At least three of these moths have tiny larvae mining within the thin leaves. Of the total, 17 species are Olearia specialists. By rearing larvae found on the shrubs, an amazing eight new species in five moth families were discovered.
With other insect orders such as beetles and bugs also richly represented, four species stand out for their importance to local invertebrate communities: Olearia odorata, O. fimbriata and O. hectorii of the South Island and O. gardneri of the North Island.
Several Olearia moths are now rare and threatened with extinction because of loss of or degradation of their habitat.
Among these are unnamed species in the genera Protosynaema, Pyrgotis and Pseudocoremia while Stathmopoda campylocha, Graphania tetrachroa, Meterana grandiosa and M. exquisita are also disappearing.
Above: This large new species in the genus Pseudocoremia is unusual as the female (pictured) is completely flightless with wings just 1mm long on a 1cm body.
Being effectively immobile, the species is dependent on a canopy of the host plant Olearia odorata to enable the female to walk from plant to plant amongst the foliage.
Dense shrublands of these plants are now rare, with scattered shrubs the normal situation, probably accounting for the demise of this and other Olearia dependent moths.
Above: Pseudocoremia larvae on Olearia odorata
Right: The well-camouflaged geometrid larvae (commonly called inchworms or loopers) of Pasiphila cotinaea feed on the flowers of various small-leaved Olearia shrubs.
The delicate green adults are found in many places in the South Island and lower North Island.
Above: An unusual moth that feeds exclusively on Olearia odorata is Pseudocoremia cineracia.
The elongate, dark larvae feed on fresh foliage of the host. The moth is found in western and Central Otago northwards to South Canterbury.
Above: The appropriately named Meterana exquisita is a Spring-emerging noctuid moth that depends on various Olearia shrubs for sustenance.
While the moth is still reasonably common in some areas, it has disappeared from the many areas where its host plants are no longer found.

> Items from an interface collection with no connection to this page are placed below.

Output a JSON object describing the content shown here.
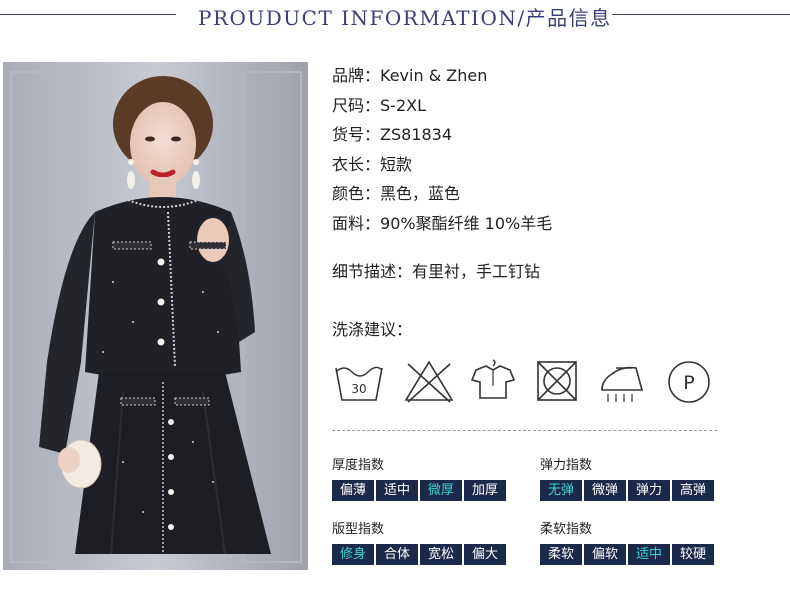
{
  "header": {
    "title": "PROUDUCT INFORMATION/产品信息"
  },
  "product_image": {
    "alt": "model wearing black tweed jacket and skirt"
  },
  "specs": [
    {
      "label": "品牌：",
      "value": "Kevin & Zhen"
    },
    {
      "label": "尺码：",
      "value": "S-2XL"
    },
    {
      "label": "货号：",
      "value": "ZS81834"
    },
    {
      "label": "衣长：",
      "value": "短款"
    },
    {
      "label": "颜色：",
      "value": "黑色，蓝色"
    },
    {
      "label": "面料：",
      "value": "90%聚酯纤维 10%羊毛"
    }
  ],
  "detail": {
    "label": "细节描述：",
    "value": "有里衬，手工钉钻"
  },
  "care": {
    "title": "洗涤建议：",
    "wash_temp": "30",
    "dryclean_letter": "P",
    "icons": [
      "wash-30-icon",
      "no-bleach-icon",
      "hang-dry-icon",
      "no-tumble-dry-icon",
      "iron-icon",
      "dry-clean-p-icon"
    ]
  },
  "scales": {
    "thickness": {
      "label": "厚度指数",
      "options": [
        "偏薄",
        "适中",
        "微厚",
        "加厚"
      ],
      "selected": 2
    },
    "elasticity": {
      "label": "弹力指数",
      "options": [
        "无弹",
        "微弹",
        "弹力",
        "高弹"
      ],
      "selected": 0
    },
    "fit": {
      "label": "版型指数",
      "options": [
        "修身",
        "合体",
        "宽松",
        "偏大"
      ],
      "selected": 0
    },
    "softness": {
      "label": "柔软指数",
      "options": [
        "柔软",
        "偏软",
        "适中",
        "较硬"
      ],
      "selected": 2
    }
  },
  "colors": {
    "accent": "#3a3f7a",
    "tag_bg": "#1b2a4a",
    "tag_selected_text": "#3fd0d4"
  }
}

With their perfect camouflage, both the larvae (pictured here on Olearia bullata) and adults can be difficult to find.
All photos: Brian Patrick

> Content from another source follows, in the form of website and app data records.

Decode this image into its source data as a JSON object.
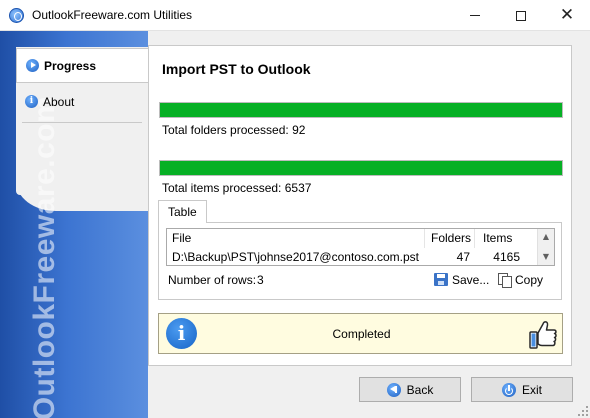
{
  "window": {
    "title": "OutlookFreeware.com Utilities",
    "minimize_icon": "minimize-icon",
    "maximize_icon": "maximize-icon",
    "close_icon": "close-icon"
  },
  "sidebar": {
    "brand_text": "OutlookFreeware.com",
    "items": [
      {
        "label": "Progress",
        "icon": "play-icon",
        "active": true
      },
      {
        "label": "About",
        "icon": "info-icon",
        "active": false
      }
    ]
  },
  "main": {
    "title": "Import PST to Outlook",
    "progress": [
      {
        "label": "Total folders processed: 92",
        "fraction": 1.0,
        "color": "#06b025"
      },
      {
        "label": "Total items processed: 6537",
        "fraction": 1.0,
        "color": "#06b025"
      }
    ],
    "tab": {
      "label": "Table",
      "table": {
        "columns": [
          "File",
          "Folders",
          "Items"
        ],
        "rows": [
          [
            "D:\\Backup\\PST\\johnse2017@contoso.com.pst",
            "47",
            "4165"
          ]
        ]
      },
      "rows_label": "Number of rows:",
      "rows_value": "3",
      "save_label": "Save...",
      "copy_label": "Copy"
    },
    "status": {
      "text": "Completed",
      "info_icon": "info-icon",
      "thumb_icon": "thumbs-up-icon",
      "background": "#fffce0"
    }
  },
  "footer": {
    "back_label": "Back",
    "exit_label": "Exit"
  }
}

Open SpaceTM Magazine No. 78, March 2010 © QEII National Trust